Inquisition refugees like the family of seventeenth-century scribe Ester Velasquez would have been accustomed to traditional Portuguese and other Mediterranean fare — but once they were living in Amsterdam, they would have eaten more typical local foods — so in honor of Ester, Enlightenment philosopher Benedict Spinoza, and their Amsterdam Jewish cohort, feel free to set out Mediterranean basics, as well as pickled herring or other Dutch staples to honor life along the canals. In tribute to Ester’s years in London, I’ve included some simple English fare of the time: bread and fruit preserves were commonly served (anything from cherry to blueberry to quince), along with a pungent Stilton or other English cheese. Finally, for those in the mood for something sweet: for their day-trip up the Thames (and more eventfully, back down it), Mary da Costa Mendes, the pampered daughter of a prominent London Jewish family, provided her friends Thomas, Ester, and John with jumbal cakes. Biscuits shaped like rings or knots, jumbal cakes were popular in seventeenth-century Europe and brought to this country by the colonists. Early versions were often flavored with rosewater, aniseed, or caraway seed. While these aren’t easily found in today’s local bakeries, see below for a recipe…or just substitute sugar cakes.
As for what to drink? While coffee was available in London in the mid-1600s, it was still a luxury. Manuel HaLevy, the son of one of London’s most prominent Jewish families, insisted on having it anyway — so feel free to brew some in his honor. Or if you’re so inclined, raise a glass of wine or ale, both of which were far easier to find in seventeenth-century London than safe and tolerable-tasting drinking water.
These are just suggestions, of course — feel free to come up with ideas of your own!
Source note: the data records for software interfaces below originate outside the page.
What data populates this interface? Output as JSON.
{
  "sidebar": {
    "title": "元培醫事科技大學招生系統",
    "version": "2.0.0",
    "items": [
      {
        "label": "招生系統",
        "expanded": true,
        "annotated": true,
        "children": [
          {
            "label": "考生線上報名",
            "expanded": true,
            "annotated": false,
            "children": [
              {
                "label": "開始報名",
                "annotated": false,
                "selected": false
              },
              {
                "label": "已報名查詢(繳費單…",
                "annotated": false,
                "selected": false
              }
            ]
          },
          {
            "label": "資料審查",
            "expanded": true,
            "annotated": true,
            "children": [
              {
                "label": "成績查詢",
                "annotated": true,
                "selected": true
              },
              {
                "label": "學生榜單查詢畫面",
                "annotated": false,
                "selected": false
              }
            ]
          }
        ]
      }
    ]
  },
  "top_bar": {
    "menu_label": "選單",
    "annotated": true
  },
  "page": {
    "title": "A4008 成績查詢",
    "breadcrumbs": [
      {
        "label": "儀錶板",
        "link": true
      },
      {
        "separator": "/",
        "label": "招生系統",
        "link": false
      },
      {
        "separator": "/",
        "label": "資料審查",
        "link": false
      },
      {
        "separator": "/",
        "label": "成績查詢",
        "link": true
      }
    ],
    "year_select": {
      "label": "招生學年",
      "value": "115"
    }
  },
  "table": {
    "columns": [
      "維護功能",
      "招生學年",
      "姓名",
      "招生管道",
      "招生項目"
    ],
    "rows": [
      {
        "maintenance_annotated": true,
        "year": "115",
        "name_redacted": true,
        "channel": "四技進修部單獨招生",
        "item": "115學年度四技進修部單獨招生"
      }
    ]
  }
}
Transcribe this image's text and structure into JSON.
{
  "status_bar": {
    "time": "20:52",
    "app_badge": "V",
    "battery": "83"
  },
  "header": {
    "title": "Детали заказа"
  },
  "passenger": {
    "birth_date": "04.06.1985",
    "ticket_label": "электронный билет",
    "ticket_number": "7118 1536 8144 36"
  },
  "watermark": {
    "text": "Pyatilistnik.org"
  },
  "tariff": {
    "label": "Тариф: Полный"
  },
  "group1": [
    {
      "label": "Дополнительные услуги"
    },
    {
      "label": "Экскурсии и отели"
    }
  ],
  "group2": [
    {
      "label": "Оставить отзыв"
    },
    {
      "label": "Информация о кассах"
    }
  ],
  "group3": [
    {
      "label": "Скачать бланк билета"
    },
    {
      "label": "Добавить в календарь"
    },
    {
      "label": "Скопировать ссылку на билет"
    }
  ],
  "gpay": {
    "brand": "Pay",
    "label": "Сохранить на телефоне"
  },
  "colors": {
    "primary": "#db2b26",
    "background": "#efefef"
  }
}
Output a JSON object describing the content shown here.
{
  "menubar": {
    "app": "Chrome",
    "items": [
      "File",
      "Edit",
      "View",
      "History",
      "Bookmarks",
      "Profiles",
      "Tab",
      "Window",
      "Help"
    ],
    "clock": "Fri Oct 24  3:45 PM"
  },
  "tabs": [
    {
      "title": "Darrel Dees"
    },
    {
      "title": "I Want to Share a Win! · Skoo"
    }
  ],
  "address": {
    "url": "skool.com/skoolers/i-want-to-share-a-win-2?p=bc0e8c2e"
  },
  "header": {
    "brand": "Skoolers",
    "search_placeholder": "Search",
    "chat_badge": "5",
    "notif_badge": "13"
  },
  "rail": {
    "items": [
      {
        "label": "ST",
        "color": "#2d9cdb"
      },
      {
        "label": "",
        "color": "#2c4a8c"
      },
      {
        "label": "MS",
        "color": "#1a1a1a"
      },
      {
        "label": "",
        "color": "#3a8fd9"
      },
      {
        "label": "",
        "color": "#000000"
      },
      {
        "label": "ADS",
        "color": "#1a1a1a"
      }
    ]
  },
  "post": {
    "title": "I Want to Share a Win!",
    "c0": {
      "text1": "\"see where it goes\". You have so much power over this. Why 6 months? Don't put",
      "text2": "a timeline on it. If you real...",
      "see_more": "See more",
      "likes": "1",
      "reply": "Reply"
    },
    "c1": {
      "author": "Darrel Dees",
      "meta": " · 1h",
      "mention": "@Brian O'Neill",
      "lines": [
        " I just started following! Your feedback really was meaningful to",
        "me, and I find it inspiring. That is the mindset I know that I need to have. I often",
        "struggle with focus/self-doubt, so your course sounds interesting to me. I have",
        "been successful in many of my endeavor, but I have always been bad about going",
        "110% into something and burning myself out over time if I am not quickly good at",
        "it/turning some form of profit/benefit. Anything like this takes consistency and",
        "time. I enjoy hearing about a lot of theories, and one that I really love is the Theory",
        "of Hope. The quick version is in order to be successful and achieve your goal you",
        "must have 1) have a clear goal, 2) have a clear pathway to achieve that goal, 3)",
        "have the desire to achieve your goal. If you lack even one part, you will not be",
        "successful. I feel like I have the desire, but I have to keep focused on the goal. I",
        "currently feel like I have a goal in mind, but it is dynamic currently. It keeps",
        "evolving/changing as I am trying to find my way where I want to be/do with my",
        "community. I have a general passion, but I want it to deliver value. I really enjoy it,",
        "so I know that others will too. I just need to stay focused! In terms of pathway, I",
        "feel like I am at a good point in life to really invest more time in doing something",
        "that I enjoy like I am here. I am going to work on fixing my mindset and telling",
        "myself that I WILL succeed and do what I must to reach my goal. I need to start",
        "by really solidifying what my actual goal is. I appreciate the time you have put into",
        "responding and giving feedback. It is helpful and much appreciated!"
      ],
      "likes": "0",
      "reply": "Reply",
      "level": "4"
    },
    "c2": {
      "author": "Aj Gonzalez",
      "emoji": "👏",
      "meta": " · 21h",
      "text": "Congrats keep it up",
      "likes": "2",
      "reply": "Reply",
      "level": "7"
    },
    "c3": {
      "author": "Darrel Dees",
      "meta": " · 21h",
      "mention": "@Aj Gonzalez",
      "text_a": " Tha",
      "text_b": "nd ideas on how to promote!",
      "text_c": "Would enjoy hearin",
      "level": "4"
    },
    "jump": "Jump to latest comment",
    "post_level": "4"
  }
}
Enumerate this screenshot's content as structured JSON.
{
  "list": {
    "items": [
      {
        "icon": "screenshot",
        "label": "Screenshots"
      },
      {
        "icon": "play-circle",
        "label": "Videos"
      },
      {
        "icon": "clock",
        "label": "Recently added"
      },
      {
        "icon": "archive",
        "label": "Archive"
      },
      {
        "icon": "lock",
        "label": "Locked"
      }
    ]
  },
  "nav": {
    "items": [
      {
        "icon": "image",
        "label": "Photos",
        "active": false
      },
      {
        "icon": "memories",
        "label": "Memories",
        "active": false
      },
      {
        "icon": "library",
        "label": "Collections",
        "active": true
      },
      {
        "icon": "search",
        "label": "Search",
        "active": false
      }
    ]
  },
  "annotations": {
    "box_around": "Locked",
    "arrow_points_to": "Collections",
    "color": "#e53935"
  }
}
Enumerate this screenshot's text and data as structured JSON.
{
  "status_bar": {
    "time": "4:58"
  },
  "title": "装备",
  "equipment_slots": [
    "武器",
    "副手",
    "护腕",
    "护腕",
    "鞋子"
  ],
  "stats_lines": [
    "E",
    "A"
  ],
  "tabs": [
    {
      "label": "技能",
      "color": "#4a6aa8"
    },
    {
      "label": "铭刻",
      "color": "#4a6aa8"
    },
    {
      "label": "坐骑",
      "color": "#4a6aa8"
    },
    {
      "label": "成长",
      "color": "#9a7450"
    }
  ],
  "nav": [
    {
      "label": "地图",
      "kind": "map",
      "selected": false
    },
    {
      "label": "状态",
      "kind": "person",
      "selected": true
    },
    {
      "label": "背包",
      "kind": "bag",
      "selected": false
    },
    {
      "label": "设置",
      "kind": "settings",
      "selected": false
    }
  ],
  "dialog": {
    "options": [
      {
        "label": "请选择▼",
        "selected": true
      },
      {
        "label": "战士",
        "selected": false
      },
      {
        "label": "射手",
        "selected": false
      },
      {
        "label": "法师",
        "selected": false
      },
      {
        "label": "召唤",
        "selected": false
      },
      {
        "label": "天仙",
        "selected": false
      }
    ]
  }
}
There are wonderful Portuguese, Dutch, and Israeli cookbooks out there…and for anyone who wants to know more about food and drink of Ester’s day, I recommend Liza Picard’s Restoration London: Everyday Life in the 1660s (St. Martins, 1998), which I consulted regularly for details of daily life in seventeenth-century London.
A Weight of Ink Menu
• Pickled herring, with or without dill, and hard-boiled eggs
For those who want to try making the herring themselves, here’s a recipe:
• An assortment of olives, crackers, almonds, and Mediterranean spreads such as sun-dried tomatoes, eggplant salad, or grilled peppers
• Hummus, tahini, and other Israeli salads
• Stilton or another English cheese, served with bread and fruit preserves
• Coffee, or wine or ale
For adventurous bakers, here is a recipe for jumbal cakes, or feel free to substitute plain sugar cakes or sugar cookies.
Adapted from The All American Cookie Book by Nancy Baggett (Houghton Mifflin, 2001)